Lesson Number Two: Take responsibility for your actions.

I see so many Magic players quickly blame things like mana screw or luck on them losing a game or a match. Well, while I’m sure you could be the most unlucky person in the entire world, did you ask yourself some questions? What could I have done differently? Should I have mulliganed my opening hand? Did I sideboard correctly? There are many questions you need to ask yourself before you blame something like luck on whether or not you won a game of Magic. If you are serious about getting better at Magic, then I implore you to do that instead of finding an excuse.

Lesson Number Three: Ask yourself, “Is the juice worth the squeeze?”

For Pro Tour Khans of Tarkir, I played U/B Control with Perilous Vault and I look back on it as a pretty big mistake. For starters, I’m not Ivan Floch, and, more importantly, the juice just wasn’t worth the squeeze. I’m a control player at heart, but at that tournament, I had to play more correctly with U/B Control than I would have had to with a deck like Abzan Midrange.

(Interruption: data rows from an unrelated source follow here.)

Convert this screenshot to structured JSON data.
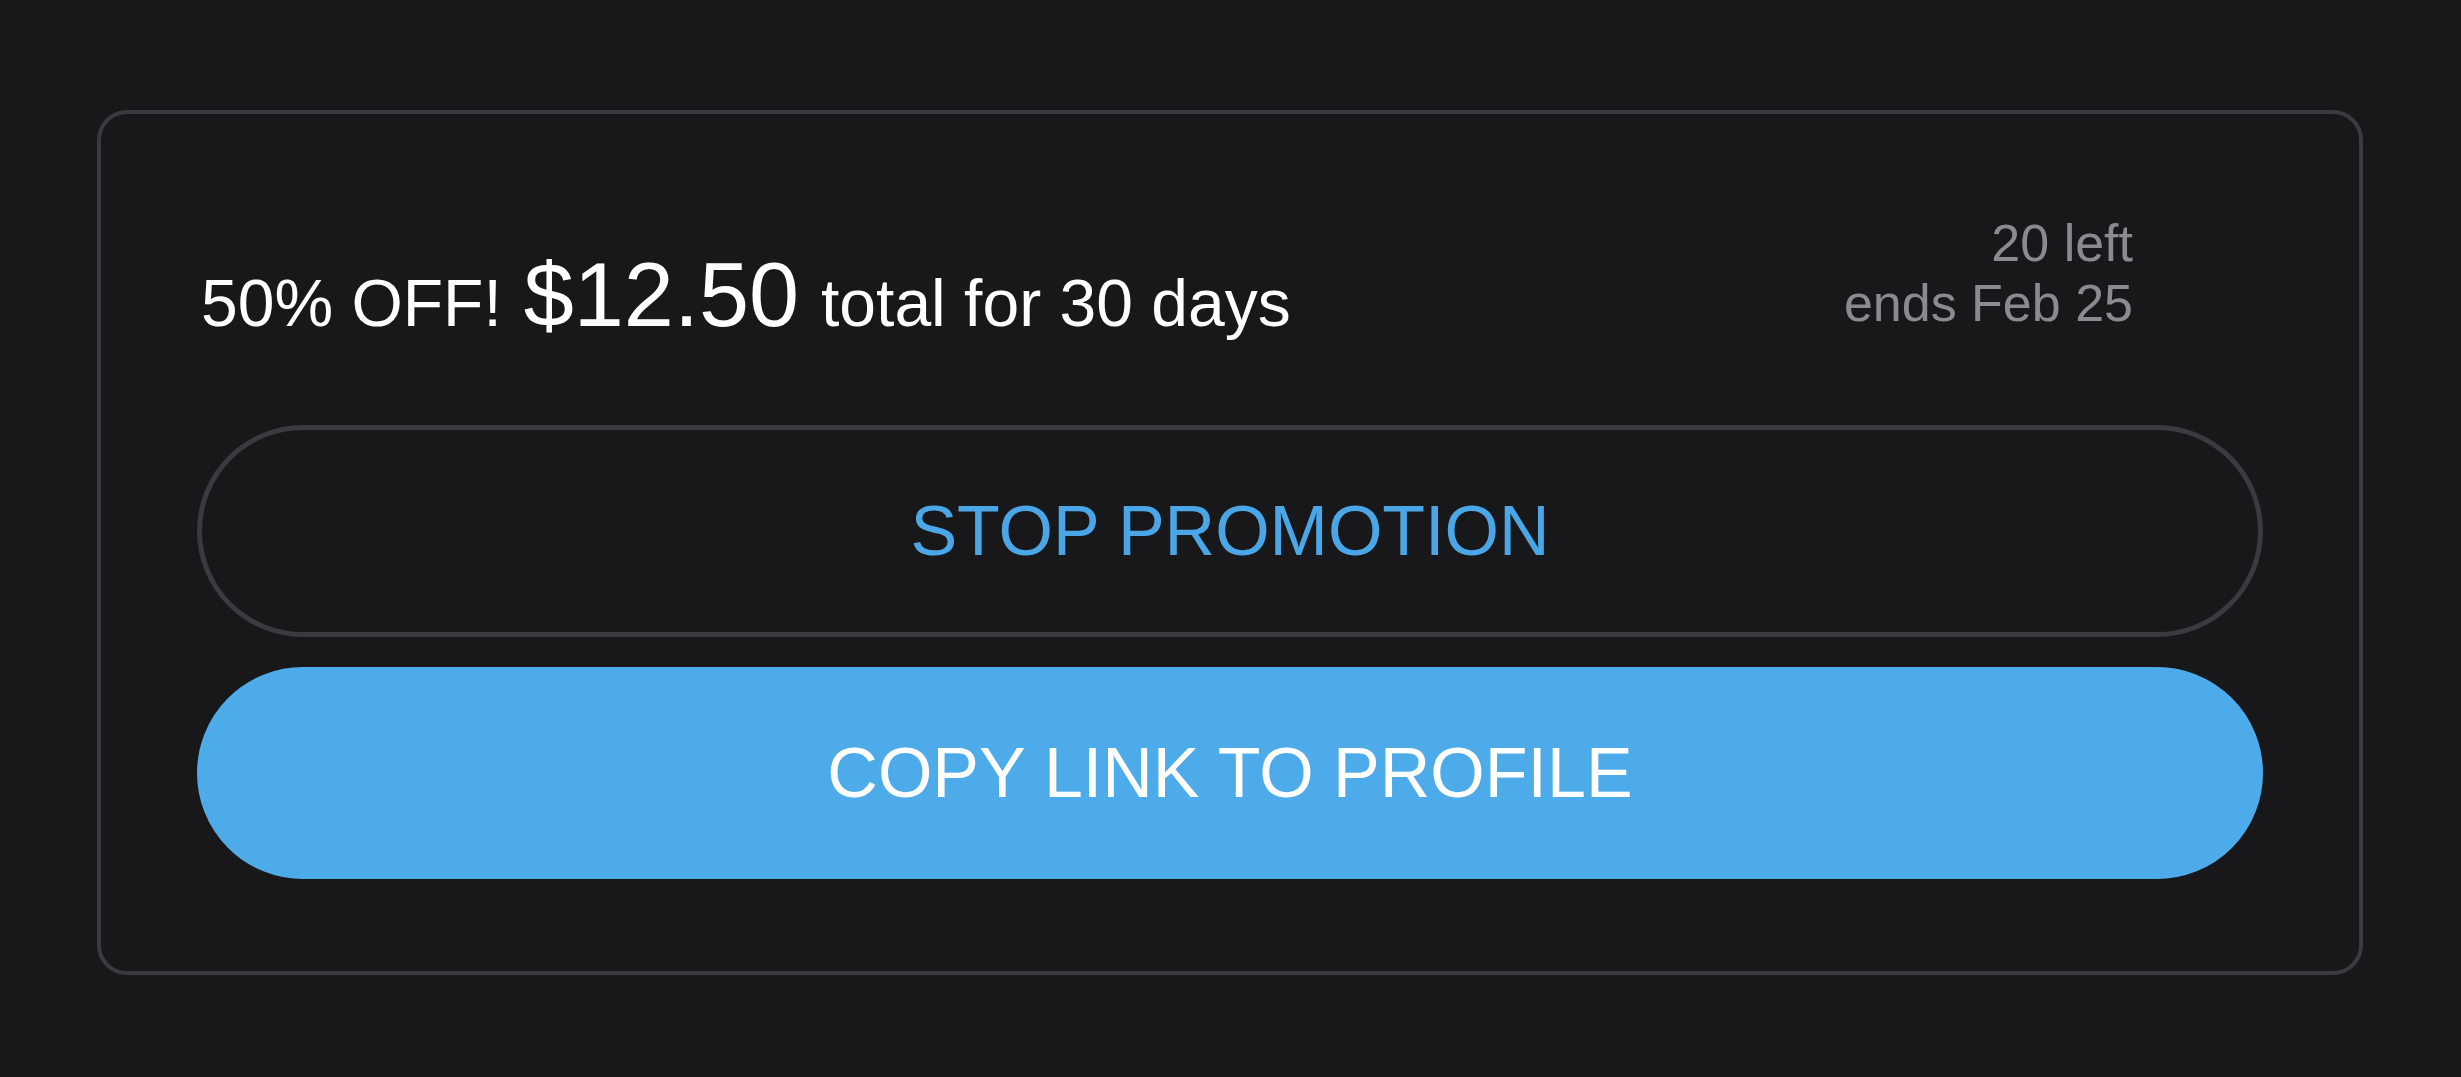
{
  "promotion": {
    "discount": "50% OFF!",
    "price": "$12.50",
    "terms": "total for 30 days",
    "remaining": "20 left",
    "ends": "ends Feb 25"
  },
  "buttons": [
    {
      "label": "STOP PROMOTION",
      "kind": "outline"
    },
    {
      "label": "COPY LINK TO PROFILE",
      "kind": "filled"
    }
  ]
}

I’m not saying to play decks that are easier to play, but I am saying that there are decks that are just going to naturally make your tournament harder for not that much upside. If U/B Control were 85% against the field, I would try to learn how to master it. But it just wasn’t, and I was grinding with a difficult deck to probably squeak out 55%, if that, against any given matchup.

When playing a deck in a tournament for any format, you need to ask yourself, “Is the juice worth the squeeze?” I won’t be at SCG Richmond this upcoming weekend, but if I were, I likely wouldn’t play Lantern Control again. The deck is quite good, but it is also very difficult to play 100% correctly, and with a deck like Lantern, you need to be playing correctly 100% of the time.

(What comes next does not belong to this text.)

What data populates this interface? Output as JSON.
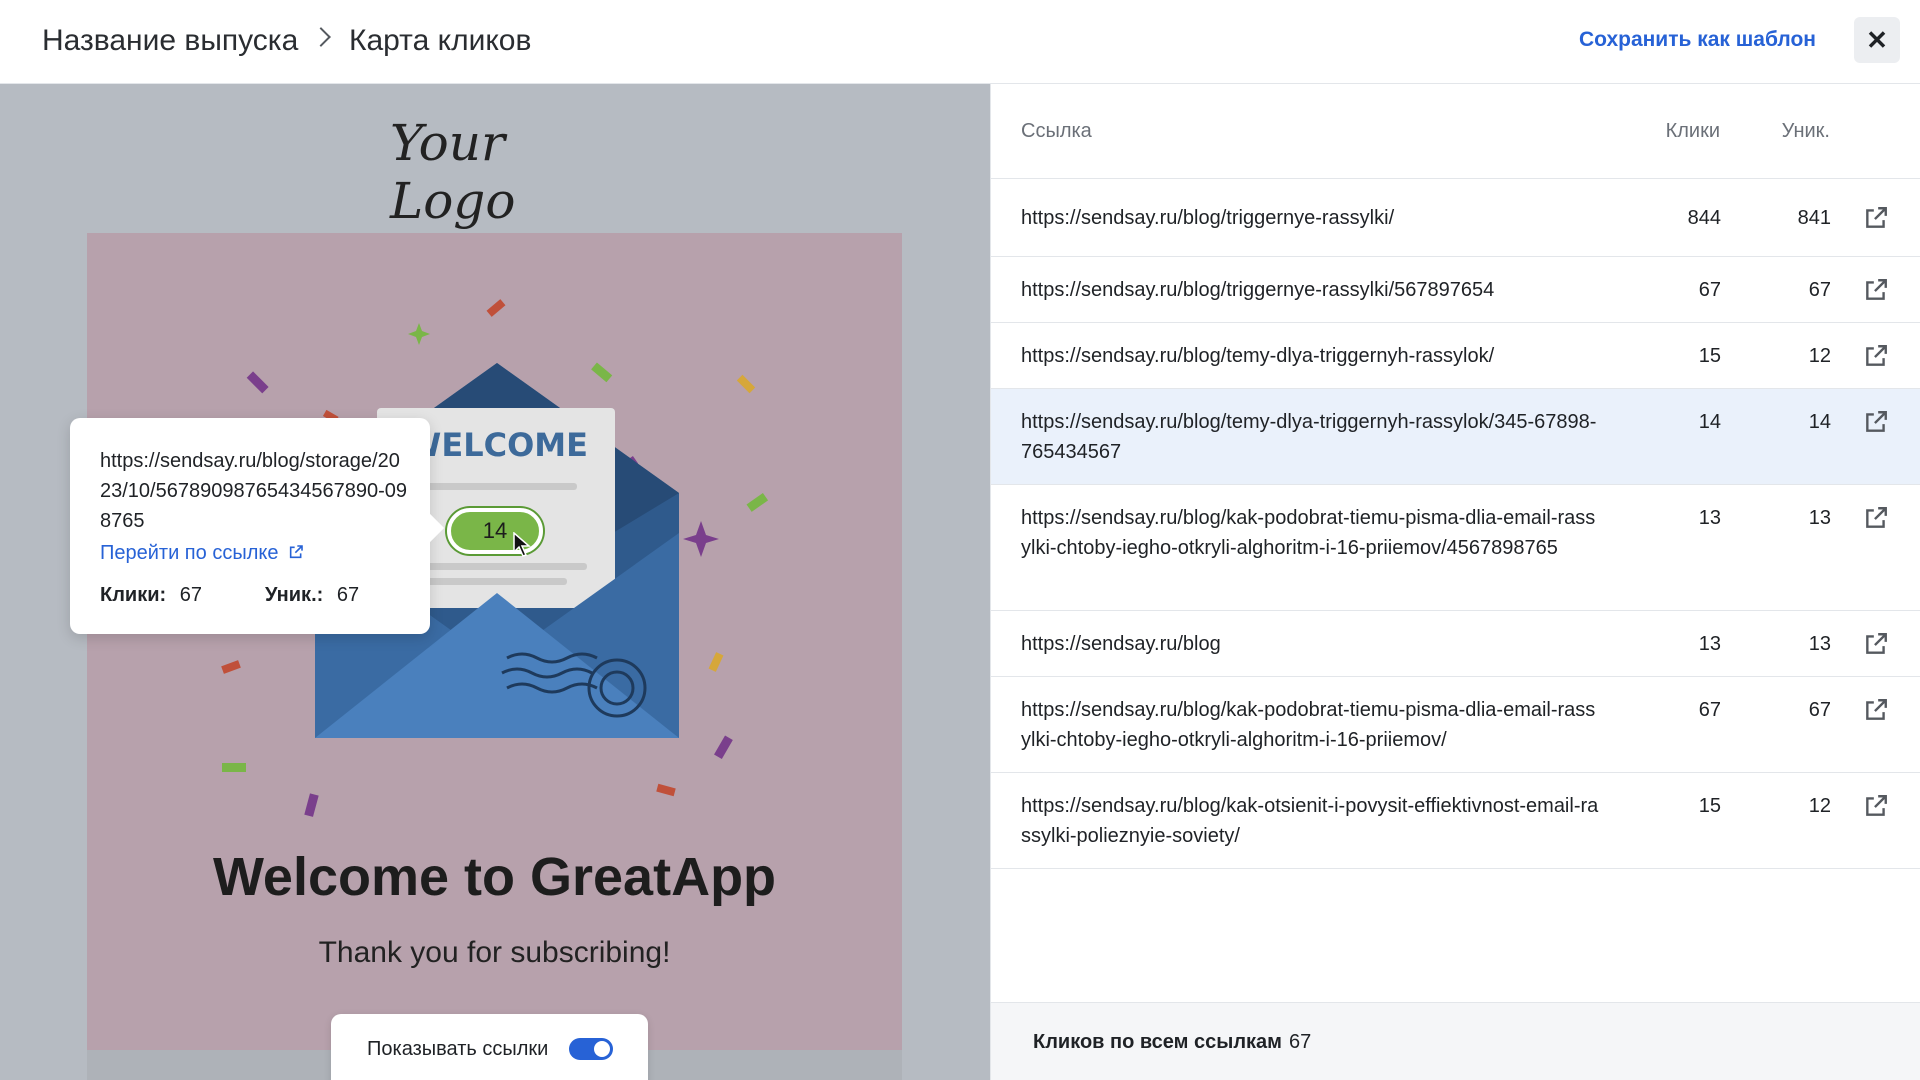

With decks like Eldrazi Tron and Scapeshift running around, Lantern isn’t in great position. Also, Modern is such a diverse format that every tournament you play is going to be vastly different from the next. Although Lantern has a lot of its bases covered, it’s hard for any control deck to overcome such diversity of matchups.

So what would I play in SCG Richmond if I were going? It’s difficult to say. There is always old reliable in Death’s Shadow. I’m kind of curious why Grixis is the go-to Death’s Shadow color combination. I fully understand that Kolaghan’s Command is a very powerful Magic card, but so are Abrupt Decay and Tarmogoyf… and I am a Sultai player at heart. Perhaps something like this:

This deck does suffer from not having Terminate to kill an opposing Tasigur, the Golden Fang or Gurmag Angler, so it may be better to just play Grixis. Also, Temur Battle Rage is a pretty good card that allows you to combo kill other combo opponents more quickly.

One last deck I would like to talk about is a Modern deck that is very near and dear to my heart. Don’t worry, people; I haven’t forgotten my roots. If you think I’m not trying to make Jeskai Control with Nahiri, the Harbinger happen, then you’re crazy!

This is where I am currently:

Other viable sideboard cards include Geist of Saint Traft and Stony Silence.

With Death’s Shadow and Eldrazi Tron running rampant, I need to get a ton of reps in with this deck before I can fully support it. This is mostly theorycrafting and I’ve only played a few games with it so far. Remand seems like it’s currently in a pretty bad spot in Modern, but perhaps it’s still doable. I’ve opted to leave it out, but I’m sure I will try it again and see where I am.

I still like Nahiri, as it seems about as hard to answer on an empty battlefield as it was a year ago before I left for Wizards. I like Spreading Seas quite a bit in the current metagame; perhaps a control deck that plays it and the Saheeli Rai / Felidar Guardian combo is another interesting route.

Being back playing Magic this weekend was an absolute blast, and even though I didn’t do well, I had a lot of fun hanging out and seeing friends I haven’t seen in a while. I’m looking forward to Grand Prix Denver, Indianapolis, and Washington, D.C. If you happen to see me at any of those events, feel free to say hi!